* Work to be completed
No record may be omitted; give all of them again exactly.

* Data records
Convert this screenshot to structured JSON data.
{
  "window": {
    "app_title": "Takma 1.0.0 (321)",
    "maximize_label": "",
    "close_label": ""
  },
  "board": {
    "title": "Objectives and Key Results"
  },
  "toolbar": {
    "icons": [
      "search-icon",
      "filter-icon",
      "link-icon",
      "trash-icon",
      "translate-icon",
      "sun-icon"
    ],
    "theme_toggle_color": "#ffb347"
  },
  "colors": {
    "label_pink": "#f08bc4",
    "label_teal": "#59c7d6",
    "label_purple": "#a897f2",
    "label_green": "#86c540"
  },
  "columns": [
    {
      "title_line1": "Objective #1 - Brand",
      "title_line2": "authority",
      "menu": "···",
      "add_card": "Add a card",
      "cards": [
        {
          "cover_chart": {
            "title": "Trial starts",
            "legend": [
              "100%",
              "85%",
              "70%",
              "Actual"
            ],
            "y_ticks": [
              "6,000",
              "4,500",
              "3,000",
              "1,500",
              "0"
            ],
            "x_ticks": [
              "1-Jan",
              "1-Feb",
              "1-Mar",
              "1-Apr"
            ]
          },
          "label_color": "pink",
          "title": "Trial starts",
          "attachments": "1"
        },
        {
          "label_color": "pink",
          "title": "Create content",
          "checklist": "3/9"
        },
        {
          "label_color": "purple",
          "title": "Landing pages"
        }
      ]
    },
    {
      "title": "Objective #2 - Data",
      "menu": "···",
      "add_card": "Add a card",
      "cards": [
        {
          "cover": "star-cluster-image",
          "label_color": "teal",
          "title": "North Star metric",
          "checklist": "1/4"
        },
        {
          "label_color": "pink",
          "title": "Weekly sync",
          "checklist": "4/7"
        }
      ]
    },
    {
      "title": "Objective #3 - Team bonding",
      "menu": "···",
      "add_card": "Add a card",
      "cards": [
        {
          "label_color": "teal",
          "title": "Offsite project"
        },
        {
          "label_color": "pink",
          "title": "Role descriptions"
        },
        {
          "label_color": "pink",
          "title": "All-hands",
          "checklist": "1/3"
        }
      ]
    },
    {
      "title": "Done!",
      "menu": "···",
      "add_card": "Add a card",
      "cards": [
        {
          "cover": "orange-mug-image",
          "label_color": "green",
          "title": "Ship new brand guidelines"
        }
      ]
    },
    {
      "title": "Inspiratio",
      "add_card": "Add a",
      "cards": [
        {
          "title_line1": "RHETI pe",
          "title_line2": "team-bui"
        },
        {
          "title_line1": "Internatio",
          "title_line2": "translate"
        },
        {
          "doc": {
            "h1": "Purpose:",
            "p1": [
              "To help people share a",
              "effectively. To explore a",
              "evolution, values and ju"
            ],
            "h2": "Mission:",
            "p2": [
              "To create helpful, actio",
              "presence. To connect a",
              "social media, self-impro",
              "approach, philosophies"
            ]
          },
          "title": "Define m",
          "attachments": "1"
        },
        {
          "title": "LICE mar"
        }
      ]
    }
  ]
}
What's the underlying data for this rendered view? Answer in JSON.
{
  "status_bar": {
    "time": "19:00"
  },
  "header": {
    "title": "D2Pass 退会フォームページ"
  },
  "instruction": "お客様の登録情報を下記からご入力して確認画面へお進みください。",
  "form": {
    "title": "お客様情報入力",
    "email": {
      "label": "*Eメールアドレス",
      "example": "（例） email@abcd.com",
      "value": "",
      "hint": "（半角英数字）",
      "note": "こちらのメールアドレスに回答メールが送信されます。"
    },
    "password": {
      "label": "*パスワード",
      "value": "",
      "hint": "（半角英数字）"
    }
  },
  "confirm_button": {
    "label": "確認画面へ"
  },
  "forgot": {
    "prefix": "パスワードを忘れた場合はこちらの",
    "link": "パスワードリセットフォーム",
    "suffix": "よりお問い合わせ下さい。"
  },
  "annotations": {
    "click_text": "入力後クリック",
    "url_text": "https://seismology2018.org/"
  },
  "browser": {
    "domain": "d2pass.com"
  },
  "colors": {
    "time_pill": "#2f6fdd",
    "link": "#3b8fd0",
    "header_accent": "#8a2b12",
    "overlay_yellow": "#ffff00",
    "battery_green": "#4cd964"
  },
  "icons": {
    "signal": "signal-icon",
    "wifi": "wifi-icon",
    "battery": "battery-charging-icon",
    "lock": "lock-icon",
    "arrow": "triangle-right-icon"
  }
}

* Task solution
Convert this screenshot to structured JSON data.
{
  "window": {
    "app_title": "Takma 1.0.0 (321)",
    "maximize_label": "",
    "close_label": ""
  },
  "board": {
    "title": "Objectives and Key Results"
  },
  "toolbar": {
    "icons": [
      "search-icon",
      "filter-icon",
      "link-icon",
      "trash-icon",
      "translate-icon",
      "sun-icon"
    ],
    "theme_toggle_color": "#ffb347"
  },
  "colors": {
    "label_pink": "#f08bc4",
    "label_teal": "#59c7d6",
    "label_purple": "#a897f2",
    "label_green": "#86c540"
  },
  "columns": [
    {
      "title_line1": "Objective #1 - Brand",
      "title_line2": "authority",
      "menu": "···",
      "add_card": "Add a card",
      "cards": [
        {
          "cover_chart": {
            "title": "Trial starts",
            "legend": [
              "100%",
              "85%",
              "70%",
              "Actual"
            ],
            "y_ticks": [
              "6,000",
              "4,500",
              "3,000",
              "1,500",
              "0"
            ],
            "x_ticks": [
              "1-Jan",
              "1-Feb",
              "1-Mar",
              "1-Apr"
            ]
          },
          "label_color": "pink",
          "title": "Trial starts",
          "attachments": "1"
        },
        {
          "label_color": "pink",
          "title": "Create content",
          "checklist": "3/9"
        },
        {
          "label_color": "purple",
          "title": "Landing pages"
        }
      ]
    },
    {
      "title": "Objective #2 - Data",
      "menu": "···",
      "add_card": "Add a card",
      "cards": [
        {
          "cover": "star-cluster-image",
          "label_color": "teal",
          "title": "North Star metric",
          "checklist": "1/4"
        },
        {
          "label_color": "pink",
          "title": "Weekly sync",
          "checklist": "4/7"
        }
      ]
    },
    {
      "title": "Objective #3 - Team bonding",
      "menu": "···",
      "add_card": "Add a card",
      "cards": [
        {
          "label_color": "teal",
          "title": "Offsite project"
        },
        {
          "label_color": "pink",
          "title": "Role descriptions"
        },
        {
          "label_color": "pink",
          "title": "All-hands",
          "checklist": "1/3"
        }
      ]
    },
    {
      "title": "Done!",
      "menu": "···",
      "add_card": "Add a card",
      "cards": [
        {
          "cover": "orange-mug-image",
          "label_color": "green",
          "title": "Ship new brand guidelines"
        }
      ]
    },
    {
      "title": "Inspiratio",
      "add_card": "Add a",
      "cards": [
        {
          "title_line1": "RHETI pe",
          "title_line2": "team-bui"
        },
        {
          "title_line1": "Internatio",
          "title_line2": "translate"
        },
        {
          "doc": {
            "h1": "Purpose:",
            "p1": [
              "To help people share a",
              "effectively. To explore a",
              "evolution, values and ju"
            ],
            "h2": "Mission:",
            "p2": [
              "To create helpful, actio",
              "presence. To connect a",
              "social media, self-impro",
              "approach, philosophies"
            ]
          },
          "title": "Define m",
          "attachments": "1"
        },
        {
          "title": "LICE mar"
        }
      ]
    }
  ]
}
What's the underlying data for this rendered view? Answer in JSON.
{
  "status_bar": {
    "time": "19:00"
  },
  "header": {
    "title": "D2Pass 退会フォームページ"
  },
  "instruction": "お客様の登録情報を下記からご入力して確認画面へお進みください。",
  "form": {
    "title": "お客様情報入力",
    "email": {
      "label": "*Eメールアドレス",
      "example": "（例） email@abcd.com",
      "value": "",
      "hint": "（半角英数字）",
      "note": "こちらのメールアドレスに回答メールが送信されます。"
    },
    "password": {
      "label": "*パスワード",
      "value": "",
      "hint": "（半角英数字）"
    }
  },
  "confirm_button": {
    "label": "確認画面へ"
  },
  "forgot": {
    "prefix": "パスワードを忘れた場合はこちらの",
    "link": "パスワードリセットフォーム",
    "suffix": "よりお問い合わせ下さい。"
  },
  "annotations": {
    "click_text": "入力後クリック",
    "url_text": "https://seismology2018.org/"
  },
  "browser": {
    "domain": "d2pass.com"
  },
  "colors": {
    "time_pill": "#2f6fdd",
    "link": "#3b8fd0",
    "header_accent": "#8a2b12",
    "overlay_yellow": "#ffff00",
    "battery_green": "#4cd964"
  },
  "icons": {
    "signal": "signal-icon",
    "wifi": "wifi-icon",
    "battery": "battery-charging-icon",
    "lock": "lock-icon",
    "arrow": "triangle-right-icon"
  }
}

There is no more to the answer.